His point is that:
- art museums have become our new churches
- art has become revered and in doing so displaced a role that religion used to serve
- but neither the art nor art museums are providing church functions as places of consolation, meaning and redemption
He sees Christian art as being aimed at teaching us how to live, so that pictures of Mary at the foot of the Cross teach us tenderness and courage and images of the Last Supper train us not to be a coward or a liar. As an avowed atheist de Botton, in my book, is missing the point of Christian paintings (namely that they are all about the message of Christ), but his point is an interesting one, namely can secular art teach us about life values.
First up we need to know how to look at art, and I refer you to a previous blog of mine on this issue citing Kenneth Clark’s methodology.
Setting aside the truism that art speaks to everyone in a different way and that no one reaction to an artwork is more valid than another, how then can art be used?
I am in the midst of a review of university museum collections and it’s fascinating to look at how some of them are being used beyond just a primary source of knowledge. University College London has just started an object based learning course using the UCL’s unique collections as a primary focus and encouraging a process of interrogation, research, documentation and presentation to develop research and practical skills.
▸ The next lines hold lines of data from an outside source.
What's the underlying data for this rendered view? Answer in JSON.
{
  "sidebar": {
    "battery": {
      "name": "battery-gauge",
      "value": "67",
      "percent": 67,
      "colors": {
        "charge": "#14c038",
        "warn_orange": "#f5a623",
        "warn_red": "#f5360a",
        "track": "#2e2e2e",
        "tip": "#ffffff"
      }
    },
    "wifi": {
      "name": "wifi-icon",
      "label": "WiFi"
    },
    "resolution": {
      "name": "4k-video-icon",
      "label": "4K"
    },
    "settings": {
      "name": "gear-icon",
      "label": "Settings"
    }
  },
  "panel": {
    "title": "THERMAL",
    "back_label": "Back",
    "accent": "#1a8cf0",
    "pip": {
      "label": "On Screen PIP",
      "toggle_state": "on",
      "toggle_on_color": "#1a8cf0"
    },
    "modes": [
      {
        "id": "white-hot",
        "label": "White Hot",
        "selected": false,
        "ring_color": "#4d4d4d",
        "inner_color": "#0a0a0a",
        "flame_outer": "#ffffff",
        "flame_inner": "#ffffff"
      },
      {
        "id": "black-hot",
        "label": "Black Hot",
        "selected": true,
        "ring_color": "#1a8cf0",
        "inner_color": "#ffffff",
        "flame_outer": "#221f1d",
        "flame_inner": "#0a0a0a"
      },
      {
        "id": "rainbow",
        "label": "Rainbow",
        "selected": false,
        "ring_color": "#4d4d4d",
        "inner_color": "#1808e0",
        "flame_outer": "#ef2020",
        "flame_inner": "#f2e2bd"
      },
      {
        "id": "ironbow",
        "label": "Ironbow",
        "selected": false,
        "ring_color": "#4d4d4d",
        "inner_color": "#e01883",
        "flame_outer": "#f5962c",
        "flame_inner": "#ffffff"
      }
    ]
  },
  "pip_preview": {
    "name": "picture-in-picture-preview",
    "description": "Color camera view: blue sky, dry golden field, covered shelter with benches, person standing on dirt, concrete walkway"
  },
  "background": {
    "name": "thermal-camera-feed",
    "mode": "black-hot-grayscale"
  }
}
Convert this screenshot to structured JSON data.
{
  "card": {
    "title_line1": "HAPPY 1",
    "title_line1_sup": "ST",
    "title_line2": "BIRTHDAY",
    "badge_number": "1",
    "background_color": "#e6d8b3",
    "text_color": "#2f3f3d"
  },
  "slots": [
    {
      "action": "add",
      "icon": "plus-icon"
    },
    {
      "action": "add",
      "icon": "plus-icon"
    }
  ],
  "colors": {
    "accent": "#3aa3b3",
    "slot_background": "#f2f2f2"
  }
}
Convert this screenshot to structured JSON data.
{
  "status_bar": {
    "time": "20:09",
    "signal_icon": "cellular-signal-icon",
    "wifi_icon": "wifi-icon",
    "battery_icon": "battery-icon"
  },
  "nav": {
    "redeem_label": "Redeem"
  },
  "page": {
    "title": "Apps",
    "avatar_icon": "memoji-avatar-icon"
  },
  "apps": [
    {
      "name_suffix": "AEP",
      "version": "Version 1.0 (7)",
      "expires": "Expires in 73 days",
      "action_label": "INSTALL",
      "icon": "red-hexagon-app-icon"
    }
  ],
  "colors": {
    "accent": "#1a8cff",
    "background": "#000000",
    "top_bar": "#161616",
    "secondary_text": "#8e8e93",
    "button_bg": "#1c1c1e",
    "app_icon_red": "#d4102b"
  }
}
Both Harvard and Oxford expose their medical undergraduates to art as a means of enhancing their powers of observation.
But perhaps Barbra Streisand in a moment of considerable clarity should have the last word: “Art does not exist only to entertain, but also to challenge one to think, to provoke, even to disturb, in a constant search for truth.”